Receive the newsletter from Mach.
By Corey S. Powell
Astronomers have cataloged eight planets, 6,500 comets and more than 525,000 asteroids, but Oumuamua is unique. The elongated space object, which was pushed past the sun in 201
It is believed that Oumuamua is an exotic species of comet or asteroid, but it is such a curiosity that some astronomers have speculated it could be an extraterrestrial spacecraft.
How was Oumuamua discovered?
Robert Weryck, a postdoctoral fellow at the Department of Astronomy at the University of Hawaii, found Oumuamua by accident. On October 19, 2017, he used the Pan-STARRS telescope on Maui to scan the sky for near-Earth asteroids. At first he thought he had found one. "But then I could find her in two pictures of the previous night," he said, "and when I combined them together, orbit made no sense."
After Weryck and his colleague Marco had collected additional observations, Micheli concluded that the trajectory of the object suggested that it had originated "from outside our solar system."

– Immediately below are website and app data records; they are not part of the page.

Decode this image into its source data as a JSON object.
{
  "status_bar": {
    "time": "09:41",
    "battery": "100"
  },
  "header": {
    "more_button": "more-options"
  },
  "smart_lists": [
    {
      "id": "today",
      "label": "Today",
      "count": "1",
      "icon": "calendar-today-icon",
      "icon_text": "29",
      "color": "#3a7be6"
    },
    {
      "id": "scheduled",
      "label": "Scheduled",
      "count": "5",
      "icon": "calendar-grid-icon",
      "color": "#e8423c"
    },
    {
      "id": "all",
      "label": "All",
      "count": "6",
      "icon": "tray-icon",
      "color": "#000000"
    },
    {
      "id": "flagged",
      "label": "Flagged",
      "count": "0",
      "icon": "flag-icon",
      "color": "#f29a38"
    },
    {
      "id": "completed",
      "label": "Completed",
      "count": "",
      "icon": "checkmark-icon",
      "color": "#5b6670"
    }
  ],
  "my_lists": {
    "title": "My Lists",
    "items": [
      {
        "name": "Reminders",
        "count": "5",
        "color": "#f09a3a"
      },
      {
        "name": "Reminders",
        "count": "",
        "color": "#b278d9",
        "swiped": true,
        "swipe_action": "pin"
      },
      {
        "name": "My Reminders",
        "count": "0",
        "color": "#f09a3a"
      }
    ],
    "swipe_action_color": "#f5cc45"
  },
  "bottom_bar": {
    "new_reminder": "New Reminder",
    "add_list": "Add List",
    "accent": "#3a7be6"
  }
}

Astronomers have been looking for such a visitor for decades. "What is most surprising is that we have never gone through interstellar objects before," said Karen Meech, another astronomer at the institute, one week after the discovery with NASA.
What about this name?
The object was officially cataloged as 1I / 2017 U1 ("1" for the first and "I" for interstellar), but such a historical find clearly needed something more memorable.
"Everyone agreed that we wanted a Hawaiian name," Weryck said. "We contacted the Hawaiian Studies Group at the University of Hawaii. We told them about the object, how we came to find it, and they suggested Oumuamua. "The name, which means that" the first boy scout is from afar ", is pronounced as" oh moo ah moo ah ".
What does Oumuamua do
Imagine a cigar floating through space and you have the right idea.
Oumuamua was too far away from the Earth to be more than a point through the largest telescopes. The way in which the light brightened and then dimmed indicated an expansive shape – at least seven times as long as it was wide, Meech estimated, or about 3,000 feet by 400 feet. The object crashes during the process and completes a full flip every eight hours.
Despite the many realistic-looking illustrations you've seen from Oumuamua, astronomers have no idea how close they look – though there's evidence of a reddish surface.
What is Oumuamua?
No one knows that exactly, though its color resembles that of some comets made of rock and ice. Oumuamua, after passing through the sun, accelerated as if he were being pushed from his surface by a "gassing" of frozen material, which seemed to confirm his identity as a comet. However, NASA's Spitzer Space Telescope observations showed no comet-like tail of gas or dust and bewildering astronomers.
"It must be a comet to explain the acceleration," Meech said, adding that it could be different from the comets we know when it was born around another star. In addition, during his long journey through space, Oumuamua would have been blasted with radiation and dust that might have formed a crust that would have retained most of the frozen gases inside. Such a rough journey could also be responsible for its long, thin shape.
Where did Oumuamua come from? Where are we going?
Oumuamua came from the direction of the constellation Lyra and now goes to the constellation Pegasus. His path and movement obviously do not match those of a nearby star. Tracing his movements, a team of astronomers discovered that a million years ago, Oumuamua was near a small red star called HIP 3757, indicating that this was the possible starting point.
The gravitational pull of the sun slows Oumuamua. but not enough to hold on to it. It will eventually settle at its cruising speed of 59,000 miles per second (16 miles per second) and wander between the stars of the Milky Way galaxy.
Could it really be an alien ship?
Harvard astronomer Avi Loeb gave this controversial idea a big boost with a scientific paper arguing that Oumuamua's unusual shape and its surprising acceleration suggest it could be a light sail – a sunshine-driven one Spaceship – of aliens. Loeb does not say it's an alien craft, only scientists should consider the possibility.
The paper was rejected by many astronomers, but it inspired some researchers to listen (meaninglessly) to radio transmissions from Oumuamua. This suggests that the only way to find out what is certain is to study it up close.
Against this backdrop, a group of aerospace engineers developed the Lyra project, a proposal for an ultra-fast spacecraft that could catch up. Oumuamua The authors suggest that such a mission would be possible by sending a large rocket around the sun on a skid orbit ,
Is Oumuama really unique?
Although Oumuamua is the first object of its kind, astronomers have ever been observed. I think it could give trillions of others. It is possible that they passed us all the time, but are so fast and powerless that we have missed them so far.
The large Synoptic Surveying Telescope in Chile, which scans the sky continuously at 27 feet. Light collecting mirrors could detect more of such objects when it goes into operation in 2022. If it is no longer unique, astronomers should finally get a clearer picture of what Oumuamua really is.
You Want to Know More About Astronomy
FOLLOW NBC NEWS MAKE UP TWITTER FACEBOOK AND INSTAGRAM.